Repeat the data below exactly, with every entry included.

_Exercise inputs:_
********

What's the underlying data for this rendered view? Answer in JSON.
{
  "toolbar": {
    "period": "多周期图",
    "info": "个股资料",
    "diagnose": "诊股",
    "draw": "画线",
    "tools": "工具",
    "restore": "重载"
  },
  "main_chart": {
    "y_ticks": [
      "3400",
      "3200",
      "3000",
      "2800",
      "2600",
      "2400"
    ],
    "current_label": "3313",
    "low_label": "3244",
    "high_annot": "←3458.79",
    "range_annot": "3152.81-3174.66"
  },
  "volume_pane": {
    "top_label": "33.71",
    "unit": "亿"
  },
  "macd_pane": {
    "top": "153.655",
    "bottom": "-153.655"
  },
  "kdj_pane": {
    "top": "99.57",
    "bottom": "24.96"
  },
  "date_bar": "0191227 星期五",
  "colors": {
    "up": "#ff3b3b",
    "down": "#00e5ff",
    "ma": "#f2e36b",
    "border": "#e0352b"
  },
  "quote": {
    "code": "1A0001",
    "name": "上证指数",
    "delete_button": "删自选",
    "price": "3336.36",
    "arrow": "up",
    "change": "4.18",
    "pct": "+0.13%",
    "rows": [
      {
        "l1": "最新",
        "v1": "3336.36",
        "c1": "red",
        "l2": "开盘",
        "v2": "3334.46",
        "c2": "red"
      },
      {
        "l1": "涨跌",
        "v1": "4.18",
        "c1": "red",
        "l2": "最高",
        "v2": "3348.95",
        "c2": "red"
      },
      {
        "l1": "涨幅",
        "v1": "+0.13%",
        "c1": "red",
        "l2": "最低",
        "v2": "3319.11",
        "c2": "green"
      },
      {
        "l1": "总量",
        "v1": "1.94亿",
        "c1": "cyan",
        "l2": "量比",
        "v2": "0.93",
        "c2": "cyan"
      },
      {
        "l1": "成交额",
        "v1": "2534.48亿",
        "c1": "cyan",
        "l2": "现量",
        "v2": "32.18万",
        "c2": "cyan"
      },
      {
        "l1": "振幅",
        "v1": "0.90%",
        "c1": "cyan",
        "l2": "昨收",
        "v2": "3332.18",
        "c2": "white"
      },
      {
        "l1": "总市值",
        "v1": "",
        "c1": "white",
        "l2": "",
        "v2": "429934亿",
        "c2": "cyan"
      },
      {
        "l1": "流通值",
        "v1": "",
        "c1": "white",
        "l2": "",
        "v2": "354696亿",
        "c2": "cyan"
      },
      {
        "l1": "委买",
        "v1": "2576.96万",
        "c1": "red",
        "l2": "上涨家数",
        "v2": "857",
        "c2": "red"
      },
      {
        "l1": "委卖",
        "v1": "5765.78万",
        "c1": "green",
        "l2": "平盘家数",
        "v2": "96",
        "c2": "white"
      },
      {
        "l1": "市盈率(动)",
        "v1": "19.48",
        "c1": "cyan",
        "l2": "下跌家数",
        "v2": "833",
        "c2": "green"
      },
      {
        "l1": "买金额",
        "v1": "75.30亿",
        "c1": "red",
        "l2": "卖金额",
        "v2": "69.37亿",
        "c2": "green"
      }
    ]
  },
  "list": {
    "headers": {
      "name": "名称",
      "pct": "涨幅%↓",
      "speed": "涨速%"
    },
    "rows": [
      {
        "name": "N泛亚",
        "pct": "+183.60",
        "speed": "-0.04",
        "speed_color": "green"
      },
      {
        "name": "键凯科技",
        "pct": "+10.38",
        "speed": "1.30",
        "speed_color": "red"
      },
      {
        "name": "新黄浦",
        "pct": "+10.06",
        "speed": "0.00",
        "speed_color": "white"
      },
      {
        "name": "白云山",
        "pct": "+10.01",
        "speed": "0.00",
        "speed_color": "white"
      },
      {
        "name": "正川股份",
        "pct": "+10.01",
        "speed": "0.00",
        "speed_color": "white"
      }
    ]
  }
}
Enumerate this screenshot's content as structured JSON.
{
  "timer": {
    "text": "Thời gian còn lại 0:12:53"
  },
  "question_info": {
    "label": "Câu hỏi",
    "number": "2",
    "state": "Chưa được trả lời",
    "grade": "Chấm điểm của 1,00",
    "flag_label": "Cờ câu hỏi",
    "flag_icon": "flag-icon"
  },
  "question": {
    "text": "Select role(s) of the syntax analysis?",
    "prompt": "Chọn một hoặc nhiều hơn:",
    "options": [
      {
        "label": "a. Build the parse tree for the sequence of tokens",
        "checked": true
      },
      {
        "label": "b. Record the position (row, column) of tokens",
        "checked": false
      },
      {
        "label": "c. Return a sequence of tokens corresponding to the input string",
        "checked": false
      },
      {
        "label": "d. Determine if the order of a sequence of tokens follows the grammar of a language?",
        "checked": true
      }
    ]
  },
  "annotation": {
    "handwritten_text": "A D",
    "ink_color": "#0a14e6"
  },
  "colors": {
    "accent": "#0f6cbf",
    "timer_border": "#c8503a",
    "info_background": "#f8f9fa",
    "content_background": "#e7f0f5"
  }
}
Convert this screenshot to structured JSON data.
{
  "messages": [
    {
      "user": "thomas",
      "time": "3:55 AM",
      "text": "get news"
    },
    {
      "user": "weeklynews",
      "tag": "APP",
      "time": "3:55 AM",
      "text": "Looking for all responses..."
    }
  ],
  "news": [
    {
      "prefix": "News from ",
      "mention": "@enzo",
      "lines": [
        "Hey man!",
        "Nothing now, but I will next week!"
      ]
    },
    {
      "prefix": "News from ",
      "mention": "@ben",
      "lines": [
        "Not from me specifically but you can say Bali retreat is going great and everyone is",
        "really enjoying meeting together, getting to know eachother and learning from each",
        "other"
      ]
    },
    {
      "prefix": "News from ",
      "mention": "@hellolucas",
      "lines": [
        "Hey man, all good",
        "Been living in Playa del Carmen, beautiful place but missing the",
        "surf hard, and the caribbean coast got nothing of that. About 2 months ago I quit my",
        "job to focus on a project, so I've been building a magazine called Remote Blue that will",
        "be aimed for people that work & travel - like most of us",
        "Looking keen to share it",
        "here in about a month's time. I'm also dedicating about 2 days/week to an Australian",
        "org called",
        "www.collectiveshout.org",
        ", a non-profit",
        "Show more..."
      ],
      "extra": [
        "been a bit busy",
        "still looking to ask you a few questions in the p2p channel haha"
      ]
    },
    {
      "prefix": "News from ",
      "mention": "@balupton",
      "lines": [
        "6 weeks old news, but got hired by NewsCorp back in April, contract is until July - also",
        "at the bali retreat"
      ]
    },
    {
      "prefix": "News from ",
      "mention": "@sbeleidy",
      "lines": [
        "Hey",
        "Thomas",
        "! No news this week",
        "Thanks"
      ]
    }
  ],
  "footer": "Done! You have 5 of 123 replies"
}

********

_Written solution:_
What's the underlying data for this rendered view? Answer in JSON.
{
  "toolbar": {
    "period": "多周期图",
    "info": "个股资料",
    "diagnose": "诊股",
    "draw": "画线",
    "tools": "工具",
    "restore": "重载"
  },
  "main_chart": {
    "y_ticks": [
      "3400",
      "3200",
      "3000",
      "2800",
      "2600",
      "2400"
    ],
    "current_label": "3313",
    "low_label": "3244",
    "high_annot": "←3458.79",
    "range_annot": "3152.81-3174.66"
  },
  "volume_pane": {
    "top_label": "33.71",
    "unit": "亿"
  },
  "macd_pane": {
    "top": "153.655",
    "bottom": "-153.655"
  },
  "kdj_pane": {
    "top": "99.57",
    "bottom": "24.96"
  },
  "date_bar": "0191227 星期五",
  "colors": {
    "up": "#ff3b3b",
    "down": "#00e5ff",
    "ma": "#f2e36b",
    "border": "#e0352b"
  },
  "quote": {
    "code": "1A0001",
    "name": "上证指数",
    "delete_button": "删自选",
    "price": "3336.36",
    "arrow": "up",
    "change": "4.18",
    "pct": "+0.13%",
    "rows": [
      {
        "l1": "最新",
        "v1": "3336.36",
        "c1": "red",
        "l2": "开盘",
        "v2": "3334.46",
        "c2": "red"
      },
      {
        "l1": "涨跌",
        "v1": "4.18",
        "c1": "red",
        "l2": "最高",
        "v2": "3348.95",
        "c2": "red"
      },
      {
        "l1": "涨幅",
        "v1": "+0.13%",
        "c1": "red",
        "l2": "最低",
        "v2": "3319.11",
        "c2": "green"
      },
      {
        "l1": "总量",
        "v1": "1.94亿",
        "c1": "cyan",
        "l2": "量比",
        "v2": "0.93",
        "c2": "cyan"
      },
      {
        "l1": "成交额",
        "v1": "2534.48亿",
        "c1": "cyan",
        "l2": "现量",
        "v2": "32.18万",
        "c2": "cyan"
      },
      {
        "l1": "振幅",
        "v1": "0.90%",
        "c1": "cyan",
        "l2": "昨收",
        "v2": "3332.18",
        "c2": "white"
      },
      {
        "l1": "总市值",
        "v1": "",
        "c1": "white",
        "l2": "",
        "v2": "429934亿",
        "c2": "cyan"
      },
      {
        "l1": "流通值",
        "v1": "",
        "c1": "white",
        "l2": "",
        "v2": "354696亿",
        "c2": "cyan"
      },
      {
        "l1": "委买",
        "v1": "2576.96万",
        "c1": "red",
        "l2": "上涨家数",
        "v2": "857",
        "c2": "red"
      },
      {
        "l1": "委卖",
        "v1": "5765.78万",
        "c1": "green",
        "l2": "平盘家数",
        "v2": "96",
        "c2": "white"
      },
      {
        "l1": "市盈率(动)",
        "v1": "19.48",
        "c1": "cyan",
        "l2": "下跌家数",
        "v2": "833",
        "c2": "green"
      },
      {
        "l1": "买金额",
        "v1": "75.30亿",
        "c1": "red",
        "l2": "卖金额",
        "v2": "69.37亿",
        "c2": "green"
      }
    ]
  },
  "list": {
    "headers": {
      "name": "名称",
      "pct": "涨幅%↓",
      "speed": "涨速%"
    },
    "rows": [
      {
        "name": "N泛亚",
        "pct": "+183.60",
        "speed": "-0.04",
        "speed_color": "green"
      },
      {
        "name": "键凯科技",
        "pct": "+10.38",
        "speed": "1.30",
        "speed_color": "red"
      },
      {
        "name": "新黄浦",
        "pct": "+10.06",
        "speed": "0.00",
        "speed_color": "white"
      },
      {
        "name": "白云山",
        "pct": "+10.01",
        "speed": "0.00",
        "speed_color": "white"
      },
      {
        "name": "正川股份",
        "pct": "+10.01",
        "speed": "0.00",
        "speed_color": "white"
      }
    ]
  }
}
Enumerate this screenshot's content as structured JSON.
{
  "timer": {
    "text": "Thời gian còn lại 0:12:53"
  },
  "question_info": {
    "label": "Câu hỏi",
    "number": "2",
    "state": "Chưa được trả lời",
    "grade": "Chấm điểm của 1,00",
    "flag_label": "Cờ câu hỏi",
    "flag_icon": "flag-icon"
  },
  "question": {
    "text": "Select role(s) of the syntax analysis?",
    "prompt": "Chọn một hoặc nhiều hơn:",
    "options": [
      {
        "label": "a. Build the parse tree for the sequence of tokens",
        "checked": true
      },
      {
        "label": "b. Record the position (row, column) of tokens",
        "checked": false
      },
      {
        "label": "c. Return a sequence of tokens corresponding to the input string",
        "checked": false
      },
      {
        "label": "d. Determine if the order of a sequence of tokens follows the grammar of a language?",
        "checked": true
      }
    ]
  },
  "annotation": {
    "handwritten_text": "A D",
    "ink_color": "#0a14e6"
  },
  "colors": {
    "accent": "#0f6cbf",
    "timer_border": "#c8503a",
    "info_background": "#f8f9fa",
    "content_background": "#e7f0f5"
  }
}
Convert this screenshot to structured JSON data.
{
  "messages": [
    {
      "user": "thomas",
      "time": "3:55 AM",
      "text": "get news"
    },
    {
      "user": "weeklynews",
      "tag": "APP",
      "time": "3:55 AM",
      "text": "Looking for all responses..."
    }
  ],
  "news": [
    {
      "prefix": "News from ",
      "mention": "@enzo",
      "lines": [
        "Hey man!",
        "Nothing now, but I will next week!"
      ]
    },
    {
      "prefix": "News from ",
      "mention": "@ben",
      "lines": [
        "Not from me specifically but you can say Bali retreat is going great and everyone is",
        "really enjoying meeting together, getting to know eachother and learning from each",
        "other"
      ]
    },
    {
      "prefix": "News from ",
      "mention": "@hellolucas",
      "lines": [
        "Hey man, all good",
        "Been living in Playa del Carmen, beautiful place but missing the",
        "surf hard, and the caribbean coast got nothing of that. About 2 months ago I quit my",
        "job to focus on a project, so I've been building a magazine called Remote Blue that will",
        "be aimed for people that work & travel - like most of us",
        "Looking keen to share it",
        "here in about a month's time. I'm also dedicating about 2 days/week to an Australian",
        "org called",
        "www.collectiveshout.org",
        ", a non-profit",
        "Show more..."
      ],
      "extra": [
        "been a bit busy",
        "still looking to ask you a few questions in the p2p channel haha"
      ]
    },
    {
      "prefix": "News from ",
      "mention": "@balupton",
      "lines": [
        "6 weeks old news, but got hired by NewsCorp back in April, contract is until July - also",
        "at the bali retreat"
      ]
    },
    {
      "prefix": "News from ",
      "mention": "@sbeleidy",
      "lines": [
        "Hey",
        "Thomas",
        "! No news this week",
        "Thanks"
      ]
    }
  ],
  "footer": "Done! You have 5 of 123 replies"
}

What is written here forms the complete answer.